Moles (technically called melanocytic nevi) are a very common skin growth affecting people of all skin types. Almost everyone has at least one mole on their body, and many people have 50 to 100 benign moles. It is important to have moles mapped and checked by a dermatologist at least once a year. Dr. Vikram Khanna urges patients with moles to schedule annual screening at Dermatology Specialists of Illinois, in Algonquin. He also helps patients understand how to check their moles at home, and determine which moles might be of concern.
What causes moles?
Moles are simply skin cells that form in a cluster, rather than being spread out evenly. Melanocytes, the type of cells that make up moles, create the pigment that gives color to skin.
They are usually brown or black, and may appear anywhere on the skin, singly or in clusters. Moles typically show up during the first 30 years of life, then change slowly. They may become raised, a different color, or sprout hair. Some disappear naturally, and others darken with sun exposure.
The importance of screening
While most moles are benign, there are cases in which they should be observed for possible cancer concerns. This kind of cancer is called malignant melanoma, and is very serious. The incidence of melanoma is quite high and increasing every year. If left untreated, it usually becomes fatal. Fortunately, early treatment of melanoma is often simple and results in a cure in most cases.
At an initial skin cancer screening, Dr. Khanna maps the location of moles as a baseline. He also makes note of any suspicious moles to watch closely for future changes.

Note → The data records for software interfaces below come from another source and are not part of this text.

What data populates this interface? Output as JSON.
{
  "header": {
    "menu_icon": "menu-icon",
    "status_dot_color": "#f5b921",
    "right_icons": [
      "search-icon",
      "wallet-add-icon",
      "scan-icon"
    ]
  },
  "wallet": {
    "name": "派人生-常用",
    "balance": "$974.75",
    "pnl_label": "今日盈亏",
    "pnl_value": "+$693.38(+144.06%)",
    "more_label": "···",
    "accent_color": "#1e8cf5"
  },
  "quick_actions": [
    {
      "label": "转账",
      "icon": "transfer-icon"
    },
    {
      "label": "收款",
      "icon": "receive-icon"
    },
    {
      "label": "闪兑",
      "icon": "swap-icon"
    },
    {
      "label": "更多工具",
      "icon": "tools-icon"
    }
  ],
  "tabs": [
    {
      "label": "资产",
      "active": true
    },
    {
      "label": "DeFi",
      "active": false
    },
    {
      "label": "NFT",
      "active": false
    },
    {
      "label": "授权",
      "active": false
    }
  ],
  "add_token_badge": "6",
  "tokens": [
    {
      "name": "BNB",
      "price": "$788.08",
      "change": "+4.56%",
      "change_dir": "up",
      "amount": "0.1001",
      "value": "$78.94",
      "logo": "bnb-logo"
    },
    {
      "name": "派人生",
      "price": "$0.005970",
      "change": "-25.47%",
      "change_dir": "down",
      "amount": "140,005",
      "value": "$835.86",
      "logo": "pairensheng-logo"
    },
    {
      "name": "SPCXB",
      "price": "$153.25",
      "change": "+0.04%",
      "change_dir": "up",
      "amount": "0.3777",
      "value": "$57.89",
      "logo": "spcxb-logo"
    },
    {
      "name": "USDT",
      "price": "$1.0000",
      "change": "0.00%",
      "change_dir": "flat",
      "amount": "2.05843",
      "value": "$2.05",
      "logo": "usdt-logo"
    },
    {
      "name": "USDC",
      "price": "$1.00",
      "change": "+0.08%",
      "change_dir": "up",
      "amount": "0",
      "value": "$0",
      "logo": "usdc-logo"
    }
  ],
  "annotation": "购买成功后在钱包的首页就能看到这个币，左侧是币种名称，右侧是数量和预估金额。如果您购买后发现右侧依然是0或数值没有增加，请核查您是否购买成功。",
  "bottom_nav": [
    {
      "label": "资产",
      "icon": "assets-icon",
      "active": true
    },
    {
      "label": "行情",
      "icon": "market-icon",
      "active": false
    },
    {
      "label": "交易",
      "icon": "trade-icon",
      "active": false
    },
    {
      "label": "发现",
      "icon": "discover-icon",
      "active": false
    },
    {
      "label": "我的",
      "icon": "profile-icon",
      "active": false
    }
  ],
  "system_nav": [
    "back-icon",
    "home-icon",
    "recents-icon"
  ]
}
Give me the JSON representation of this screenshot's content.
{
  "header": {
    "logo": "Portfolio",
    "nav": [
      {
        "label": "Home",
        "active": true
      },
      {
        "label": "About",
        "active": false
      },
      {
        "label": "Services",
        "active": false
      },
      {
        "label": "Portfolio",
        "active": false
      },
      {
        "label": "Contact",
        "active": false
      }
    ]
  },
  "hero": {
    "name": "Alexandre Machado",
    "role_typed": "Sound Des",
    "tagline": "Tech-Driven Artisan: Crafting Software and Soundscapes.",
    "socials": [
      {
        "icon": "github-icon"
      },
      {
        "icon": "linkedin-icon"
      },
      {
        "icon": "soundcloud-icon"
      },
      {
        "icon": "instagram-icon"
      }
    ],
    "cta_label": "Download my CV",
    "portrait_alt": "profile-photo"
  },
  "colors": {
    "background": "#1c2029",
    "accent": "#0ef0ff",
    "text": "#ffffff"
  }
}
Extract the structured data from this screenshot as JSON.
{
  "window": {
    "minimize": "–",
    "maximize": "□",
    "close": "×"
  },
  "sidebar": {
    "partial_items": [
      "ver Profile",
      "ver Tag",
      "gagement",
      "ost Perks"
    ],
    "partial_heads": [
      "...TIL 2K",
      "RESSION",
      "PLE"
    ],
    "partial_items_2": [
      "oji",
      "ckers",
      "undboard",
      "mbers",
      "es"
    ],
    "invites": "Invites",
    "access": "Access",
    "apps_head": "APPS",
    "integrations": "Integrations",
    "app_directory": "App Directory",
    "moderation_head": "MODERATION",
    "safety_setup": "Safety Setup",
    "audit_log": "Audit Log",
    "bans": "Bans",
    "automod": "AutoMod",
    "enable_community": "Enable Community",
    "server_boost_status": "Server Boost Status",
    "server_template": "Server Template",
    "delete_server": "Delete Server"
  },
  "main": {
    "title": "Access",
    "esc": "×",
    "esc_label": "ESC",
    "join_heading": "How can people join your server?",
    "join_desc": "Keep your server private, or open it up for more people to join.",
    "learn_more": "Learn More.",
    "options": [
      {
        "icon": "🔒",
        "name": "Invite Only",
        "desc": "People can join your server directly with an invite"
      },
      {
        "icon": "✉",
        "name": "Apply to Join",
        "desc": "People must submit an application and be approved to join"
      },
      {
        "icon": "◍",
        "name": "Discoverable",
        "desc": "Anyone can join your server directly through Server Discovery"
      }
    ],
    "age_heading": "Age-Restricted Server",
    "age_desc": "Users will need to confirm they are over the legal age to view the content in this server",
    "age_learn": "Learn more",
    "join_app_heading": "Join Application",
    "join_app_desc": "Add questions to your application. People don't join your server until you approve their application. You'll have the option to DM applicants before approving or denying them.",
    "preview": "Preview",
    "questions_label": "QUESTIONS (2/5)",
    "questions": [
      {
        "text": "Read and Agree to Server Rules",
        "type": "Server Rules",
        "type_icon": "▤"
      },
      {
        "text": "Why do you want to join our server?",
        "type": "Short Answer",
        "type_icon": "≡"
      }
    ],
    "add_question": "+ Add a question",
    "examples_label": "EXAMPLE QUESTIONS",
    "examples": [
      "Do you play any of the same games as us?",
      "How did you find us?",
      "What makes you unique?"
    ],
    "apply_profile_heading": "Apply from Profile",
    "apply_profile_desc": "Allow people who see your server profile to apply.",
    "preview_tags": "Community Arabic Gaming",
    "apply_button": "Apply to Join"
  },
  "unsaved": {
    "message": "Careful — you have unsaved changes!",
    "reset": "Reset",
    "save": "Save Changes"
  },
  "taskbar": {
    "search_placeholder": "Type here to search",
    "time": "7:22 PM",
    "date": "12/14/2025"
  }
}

If you notice changes to a current mole, or discover the appearance of new moles, call Dermatology Specialists of Illinois right away for an appointment in Algonquin. The number is (844) 307-7546.